Directions 2014 landed at the Adelaide Hilton last Thursday. Roughly 150 users attended the event, making for a fantastic day of networking and understanding of Esri’s future directions.
The day started out with David Trengove, sporting a brand new set of reading glasses, introducing the event. He asked all first-timers at Directions to put up their hand and 20 per cent of the audience responded. It is always good to see new people attending these events. Dave then followed by introducing the Esri Australia staff, highlighting the new Adelaide staff and a special mention to Brett Bundock, Esri Australia’s Managing Director, who was attending Directions. He rounded out by highlighting some key projects that have been completed by the Adelaide office in the past year and his top 3 take aways from the event, before handing the stage over to Josh Venman who was to be MC for the day.
The Directions 2014 roadshow made its third stop at the Pan Pacific Hotel in Perth. With close to 200 attendees, it was a great turnout and made for a fantastic day of networking and sharing new ideas.
Josh Venman started off the morning session by setting the scene with his ArcGIS Platform story.
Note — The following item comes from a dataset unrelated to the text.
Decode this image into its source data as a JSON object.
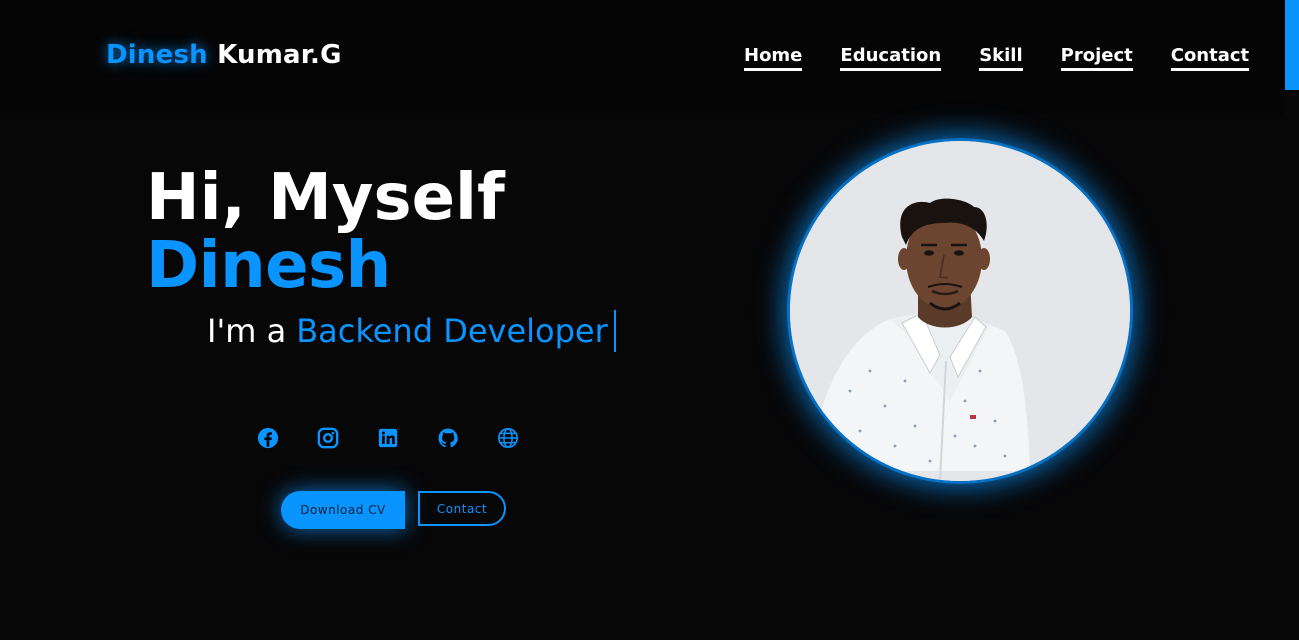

I’ve heard his presentation a few times on the tour now, and every time I hear it, I realise just how powerful the story is. There are several paths to using an enterprise GIS and, as an organisation, you have the flexibility to implement a setup for your requirements.
Nigel Brown from Exelis and I, have just completed our presentation highlighting the power of the ENVI Image Analysis software.
Nigel presented on how ENVI can be used to study the effects of sea level rise on coastal erosion using combination of lower resolution optical data, such as Landsat Imagery, combined with precise LiDAR data.
During a time of disaster delivering vital information to assist in recovery operations is critical. This is where the role of the Rapid Damage Assessment (RDA) becomes so important. Rapid Damage Assessment is required to provide information on two fronts.
Firstly, for emergency relief management, the need for a quick assessment of damage can form the basis for medical relief and emergency shelter or provisions to be deployed to the disaster area quickly. Secondly, a detailed assessment of the damage will deliver vital information to assist in the long term recovery operations.
During the session we emphasised the importance of having a clear purpose for your application and an understanding of your target audience and their expectations ahead of any decisions on technology. We also explored the challenge of balancing functionality vs. reach in your applications, and where different development approaches fit in to that continuum.
It’s 3.32 pm and you’re in the middle of finishing a map for a 4pm deadline. You’re editing your newly created features and suddenly you come to the realisation that you’ve clicked your mouse 8 times for one simple move. You pause, breathe deeply and wonder ‘there must be an easier way to do this’…
In geography, the way we map our results (using colours, class breaks, symbology etc.) can change the message that our map communicates. Consumers also interpret maps subjectively; perceiving patterns in maps that may or may not exist. Inappropriate decisions can sometimes be made as a result. At Ozri 2013, Ebony and I presented several techniques to minimise subjectivity in the presentation of spatial information.
Geospatial imagery – more than a backdrop. Traditionally imagery has been seen by GIS users as a background to provide context to the vector data.
However, as imagery is becoming more accessible and cheaper, GIS professional are realising the value imagery can bring into their GIS projects. The ArcGIS platform includes different levels of technology , from ArcGIS for Desktop and ArcGIS for Server, through to ArcGIS Online, they provide GIS professionals with a range of powerful geoprocessing and image analysis tools, complemented with state of the art on-the-fly image processing technologies and powerful data dissemination tools.
Boring maps begone! Keera Pullman and I joined forces to cover different and innovative techniques that can be used for 2D and 3D cartography. There are always new and interesting ways to convey information in a spatial context, and when used effectively, help mapmakers tell a more powerful story.
First of all, we would like thank you very much your participation in the session “Best Practices – Geodatabase Efficiencies” and sharing with us your passion for the geodatabases. We know that forty minutes isn’t enough time to cover all the topics that surrounds geodatabases, but at least, we hope that the session gave you new ideas to make your work more easy and productive.